What is being asked
Copy out the entries below in full and exactly.

Input
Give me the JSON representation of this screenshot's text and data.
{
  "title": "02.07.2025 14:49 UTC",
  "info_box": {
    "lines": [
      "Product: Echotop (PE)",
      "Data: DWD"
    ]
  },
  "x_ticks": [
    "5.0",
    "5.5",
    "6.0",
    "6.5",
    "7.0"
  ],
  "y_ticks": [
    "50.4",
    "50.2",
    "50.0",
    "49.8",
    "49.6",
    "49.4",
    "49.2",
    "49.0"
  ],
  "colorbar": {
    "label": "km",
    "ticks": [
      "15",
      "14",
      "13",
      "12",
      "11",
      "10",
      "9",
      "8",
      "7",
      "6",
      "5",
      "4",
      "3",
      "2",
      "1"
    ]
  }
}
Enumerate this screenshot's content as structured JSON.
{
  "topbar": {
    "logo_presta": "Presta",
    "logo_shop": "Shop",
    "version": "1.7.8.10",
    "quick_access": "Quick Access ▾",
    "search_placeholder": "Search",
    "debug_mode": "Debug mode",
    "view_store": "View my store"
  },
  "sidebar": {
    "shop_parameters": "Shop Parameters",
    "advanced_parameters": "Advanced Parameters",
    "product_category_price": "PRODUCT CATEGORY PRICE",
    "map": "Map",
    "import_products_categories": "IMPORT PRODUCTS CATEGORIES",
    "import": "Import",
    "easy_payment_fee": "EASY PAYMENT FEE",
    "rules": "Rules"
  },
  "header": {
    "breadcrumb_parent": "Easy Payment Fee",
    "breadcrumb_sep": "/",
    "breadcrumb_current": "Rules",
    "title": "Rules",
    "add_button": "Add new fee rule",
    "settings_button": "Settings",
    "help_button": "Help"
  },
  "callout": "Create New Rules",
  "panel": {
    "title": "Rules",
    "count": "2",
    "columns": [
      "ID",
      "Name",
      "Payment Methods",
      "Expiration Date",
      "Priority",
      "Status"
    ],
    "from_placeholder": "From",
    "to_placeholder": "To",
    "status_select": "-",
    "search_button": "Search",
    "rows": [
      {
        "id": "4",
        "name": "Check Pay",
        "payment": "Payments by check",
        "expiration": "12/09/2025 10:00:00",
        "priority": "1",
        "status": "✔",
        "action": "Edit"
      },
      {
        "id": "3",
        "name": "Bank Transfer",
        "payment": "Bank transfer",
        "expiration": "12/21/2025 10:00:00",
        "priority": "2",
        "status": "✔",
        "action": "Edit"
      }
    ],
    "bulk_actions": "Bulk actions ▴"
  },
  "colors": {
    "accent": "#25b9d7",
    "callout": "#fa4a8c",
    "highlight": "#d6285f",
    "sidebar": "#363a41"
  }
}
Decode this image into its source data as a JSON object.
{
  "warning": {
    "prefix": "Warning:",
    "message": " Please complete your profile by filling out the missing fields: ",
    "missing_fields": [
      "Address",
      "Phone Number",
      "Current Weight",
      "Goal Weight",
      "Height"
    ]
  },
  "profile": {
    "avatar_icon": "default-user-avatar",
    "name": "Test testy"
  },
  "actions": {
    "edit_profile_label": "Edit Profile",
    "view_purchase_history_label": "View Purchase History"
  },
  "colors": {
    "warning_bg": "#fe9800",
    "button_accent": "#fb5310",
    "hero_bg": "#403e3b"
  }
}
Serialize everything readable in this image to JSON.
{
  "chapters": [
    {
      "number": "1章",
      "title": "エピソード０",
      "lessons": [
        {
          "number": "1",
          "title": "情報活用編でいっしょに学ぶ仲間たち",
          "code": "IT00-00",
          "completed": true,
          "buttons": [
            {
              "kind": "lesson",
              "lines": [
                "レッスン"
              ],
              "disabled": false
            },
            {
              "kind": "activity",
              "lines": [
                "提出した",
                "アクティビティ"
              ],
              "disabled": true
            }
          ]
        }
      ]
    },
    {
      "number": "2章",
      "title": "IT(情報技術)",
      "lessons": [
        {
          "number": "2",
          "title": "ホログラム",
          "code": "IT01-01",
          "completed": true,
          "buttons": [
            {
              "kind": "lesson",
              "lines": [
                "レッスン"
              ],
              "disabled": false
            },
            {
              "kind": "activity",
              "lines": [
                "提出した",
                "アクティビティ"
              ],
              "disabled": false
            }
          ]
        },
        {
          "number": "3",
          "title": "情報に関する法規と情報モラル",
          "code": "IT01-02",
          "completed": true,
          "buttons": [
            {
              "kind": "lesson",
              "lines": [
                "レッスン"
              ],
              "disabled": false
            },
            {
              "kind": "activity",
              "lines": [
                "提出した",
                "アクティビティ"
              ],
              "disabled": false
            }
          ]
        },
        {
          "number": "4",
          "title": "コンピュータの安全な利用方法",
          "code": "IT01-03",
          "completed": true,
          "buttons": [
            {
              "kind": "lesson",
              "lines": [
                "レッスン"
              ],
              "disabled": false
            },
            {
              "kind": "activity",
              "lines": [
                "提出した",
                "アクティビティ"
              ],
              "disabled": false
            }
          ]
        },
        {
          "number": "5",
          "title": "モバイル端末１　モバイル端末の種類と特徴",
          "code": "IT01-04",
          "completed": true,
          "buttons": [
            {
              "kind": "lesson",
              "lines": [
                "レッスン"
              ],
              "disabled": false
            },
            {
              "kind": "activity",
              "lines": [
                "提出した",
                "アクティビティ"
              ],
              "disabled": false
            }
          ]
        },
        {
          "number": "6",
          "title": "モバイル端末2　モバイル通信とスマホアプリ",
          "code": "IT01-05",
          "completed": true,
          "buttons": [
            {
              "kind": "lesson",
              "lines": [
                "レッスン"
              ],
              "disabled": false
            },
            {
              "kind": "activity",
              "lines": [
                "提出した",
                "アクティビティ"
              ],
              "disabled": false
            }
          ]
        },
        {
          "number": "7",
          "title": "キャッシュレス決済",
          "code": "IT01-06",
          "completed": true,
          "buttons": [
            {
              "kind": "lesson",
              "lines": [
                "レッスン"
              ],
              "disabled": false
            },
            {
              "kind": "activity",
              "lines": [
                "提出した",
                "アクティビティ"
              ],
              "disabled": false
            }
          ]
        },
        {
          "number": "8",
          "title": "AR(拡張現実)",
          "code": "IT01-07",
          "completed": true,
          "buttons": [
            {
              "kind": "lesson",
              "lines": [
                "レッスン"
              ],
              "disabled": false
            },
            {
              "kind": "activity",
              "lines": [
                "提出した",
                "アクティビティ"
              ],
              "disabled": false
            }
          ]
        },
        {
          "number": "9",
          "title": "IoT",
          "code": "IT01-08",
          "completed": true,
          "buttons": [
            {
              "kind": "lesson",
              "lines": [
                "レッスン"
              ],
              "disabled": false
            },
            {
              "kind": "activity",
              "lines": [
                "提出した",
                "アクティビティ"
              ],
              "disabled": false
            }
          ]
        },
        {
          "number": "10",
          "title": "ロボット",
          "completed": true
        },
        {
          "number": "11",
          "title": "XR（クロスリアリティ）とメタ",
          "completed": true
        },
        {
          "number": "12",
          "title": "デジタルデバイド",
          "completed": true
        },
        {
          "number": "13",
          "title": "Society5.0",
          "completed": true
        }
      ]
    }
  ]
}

Task output
Give me the JSON representation of this screenshot's text and data.
{
  "title": "02.07.2025 14:49 UTC",
  "info_box": {
    "lines": [
      "Product: Echotop (PE)",
      "Data: DWD"
    ]
  },
  "x_ticks": [
    "5.0",
    "5.5",
    "6.0",
    "6.5",
    "7.0"
  ],
  "y_ticks": [
    "50.4",
    "50.2",
    "50.0",
    "49.8",
    "49.6",
    "49.4",
    "49.2",
    "49.0"
  ],
  "colorbar": {
    "label": "km",
    "ticks": [
      "15",
      "14",
      "13",
      "12",
      "11",
      "10",
      "9",
      "8",
      "7",
      "6",
      "5",
      "4",
      "3",
      "2",
      "1"
    ]
  }
}
Enumerate this screenshot's content as structured JSON.
{
  "topbar": {
    "logo_presta": "Presta",
    "logo_shop": "Shop",
    "version": "1.7.8.10",
    "quick_access": "Quick Access ▾",
    "search_placeholder": "Search",
    "debug_mode": "Debug mode",
    "view_store": "View my store"
  },
  "sidebar": {
    "shop_parameters": "Shop Parameters",
    "advanced_parameters": "Advanced Parameters",
    "product_category_price": "PRODUCT CATEGORY PRICE",
    "map": "Map",
    "import_products_categories": "IMPORT PRODUCTS CATEGORIES",
    "import": "Import",
    "easy_payment_fee": "EASY PAYMENT FEE",
    "rules": "Rules"
  },
  "header": {
    "breadcrumb_parent": "Easy Payment Fee",
    "breadcrumb_sep": "/",
    "breadcrumb_current": "Rules",
    "title": "Rules",
    "add_button": "Add new fee rule",
    "settings_button": "Settings",
    "help_button": "Help"
  },
  "callout": "Create New Rules",
  "panel": {
    "title": "Rules",
    "count": "2",
    "columns": [
      "ID",
      "Name",
      "Payment Methods",
      "Expiration Date",
      "Priority",
      "Status"
    ],
    "from_placeholder": "From",
    "to_placeholder": "To",
    "status_select": "-",
    "search_button": "Search",
    "rows": [
      {
        "id": "4",
        "name": "Check Pay",
        "payment": "Payments by check",
        "expiration": "12/09/2025 10:00:00",
        "priority": "1",
        "status": "✔",
        "action": "Edit"
      },
      {
        "id": "3",
        "name": "Bank Transfer",
        "payment": "Bank transfer",
        "expiration": "12/21/2025 10:00:00",
        "priority": "2",
        "status": "✔",
        "action": "Edit"
      }
    ],
    "bulk_actions": "Bulk actions ▴"
  },
  "colors": {
    "accent": "#25b9d7",
    "callout": "#fa4a8c",
    "highlight": "#d6285f",
    "sidebar": "#363a41"
  }
}
Decode this image into its source data as a JSON object.
{
  "warning": {
    "prefix": "Warning:",
    "message": " Please complete your profile by filling out the missing fields: ",
    "missing_fields": [
      "Address",
      "Phone Number",
      "Current Weight",
      "Goal Weight",
      "Height"
    ]
  },
  "profile": {
    "avatar_icon": "default-user-avatar",
    "name": "Test testy"
  },
  "actions": {
    "edit_profile_label": "Edit Profile",
    "view_purchase_history_label": "View Purchase History"
  },
  "colors": {
    "warning_bg": "#fe9800",
    "button_accent": "#fb5310",
    "hero_bg": "#403e3b"
  }
}
Serialize everything readable in this image to JSON.
{
  "chapters": [
    {
      "number": "1章",
      "title": "エピソード０",
      "lessons": [
        {
          "number": "1",
          "title": "情報活用編でいっしょに学ぶ仲間たち",
          "code": "IT00-00",
          "completed": true,
          "buttons": [
            {
              "kind": "lesson",
              "lines": [
                "レッスン"
              ],
              "disabled": false
            },
            {
              "kind": "activity",
              "lines": [
                "提出した",
                "アクティビティ"
              ],
              "disabled": true
            }
          ]
        }
      ]
    },
    {
      "number": "2章",
      "title": "IT(情報技術)",
      "lessons": [
        {
          "number": "2",
          "title": "ホログラム",
          "code": "IT01-01",
          "completed": true,
          "buttons": [
            {
              "kind": "lesson",
              "lines": [
                "レッスン"
              ],
              "disabled": false
            },
            {
              "kind": "activity",
              "lines": [
                "提出した",
                "アクティビティ"
              ],
              "disabled": false
            }
          ]
        },
        {
          "number": "3",
          "title": "情報に関する法規と情報モラル",
          "code": "IT01-02",
          "completed": true,
          "buttons": [
            {
              "kind": "lesson",
              "lines": [
                "レッスン"
              ],
              "disabled": false
            },
            {
              "kind": "activity",
              "lines": [
                "提出した",
                "アクティビティ"
              ],
              "disabled": false
            }
          ]
        },
        {
          "number": "4",
          "title": "コンピュータの安全な利用方法",
          "code": "IT01-03",
          "completed": true,
          "buttons": [
            {
              "kind": "lesson",
              "lines": [
                "レッスン"
              ],
              "disabled": false
            },
            {
              "kind": "activity",
              "lines": [
                "提出した",
                "アクティビティ"
              ],
              "disabled": false
            }
          ]
        },
        {
          "number": "5",
          "title": "モバイル端末１　モバイル端末の種類と特徴",
          "code": "IT01-04",
          "completed": true,
          "buttons": [
            {
              "kind": "lesson",
              "lines": [
                "レッスン"
              ],
              "disabled": false
            },
            {
              "kind": "activity",
              "lines": [
                "提出した",
                "アクティビティ"
              ],
              "disabled": false
            }
          ]
        },
        {
          "number": "6",
          "title": "モバイル端末2　モバイル通信とスマホアプリ",
          "code": "IT01-05",
          "completed": true,
          "buttons": [
            {
              "kind": "lesson",
              "lines": [
                "レッスン"
              ],
              "disabled": false
            },
            {
              "kind": "activity",
              "lines": [
                "提出した",
                "アクティビティ"
              ],
              "disabled": false
            }
          ]
        },
        {
          "number": "7",
          "title": "キャッシュレス決済",
          "code": "IT01-06",
          "completed": true,
          "buttons": [
            {
              "kind": "lesson",
              "lines": [
                "レッスン"
              ],
              "disabled": false
            },
            {
              "kind": "activity",
              "lines": [
                "提出した",
                "アクティビティ"
              ],
              "disabled": false
            }
          ]
        },
        {
          "number": "8",
          "title": "AR(拡張現実)",
          "code": "IT01-07",
          "completed": true,
          "buttons": [
            {
              "kind": "lesson",
              "lines": [
                "レッスン"
              ],
              "disabled": false
            },
            {
              "kind": "activity",
              "lines": [
                "提出した",
                "アクティビティ"
              ],
              "disabled": false
            }
          ]
        },
        {
          "number": "9",
          "title": "IoT",
          "code": "IT01-08",
          "completed": true,
          "buttons": [
            {
              "kind": "lesson",
              "lines": [
                "レッスン"
              ],
              "disabled": false
            },
            {
              "kind": "activity",
              "lines": [
                "提出した",
                "アクティビティ"
              ],
              "disabled": false
            }
          ]
        },
        {
          "number": "10",
          "title": "ロボット",
          "completed": true
        },
        {
          "number": "11",
          "title": "XR（クロスリアリティ）とメタ",
          "completed": true
        },
        {
          "number": "12",
          "title": "デジタルデバイド",
          "completed": true
        },
        {
          "number": "13",
          "title": "Society5.0",
          "completed": true
        }
      ]
    }
  ]
}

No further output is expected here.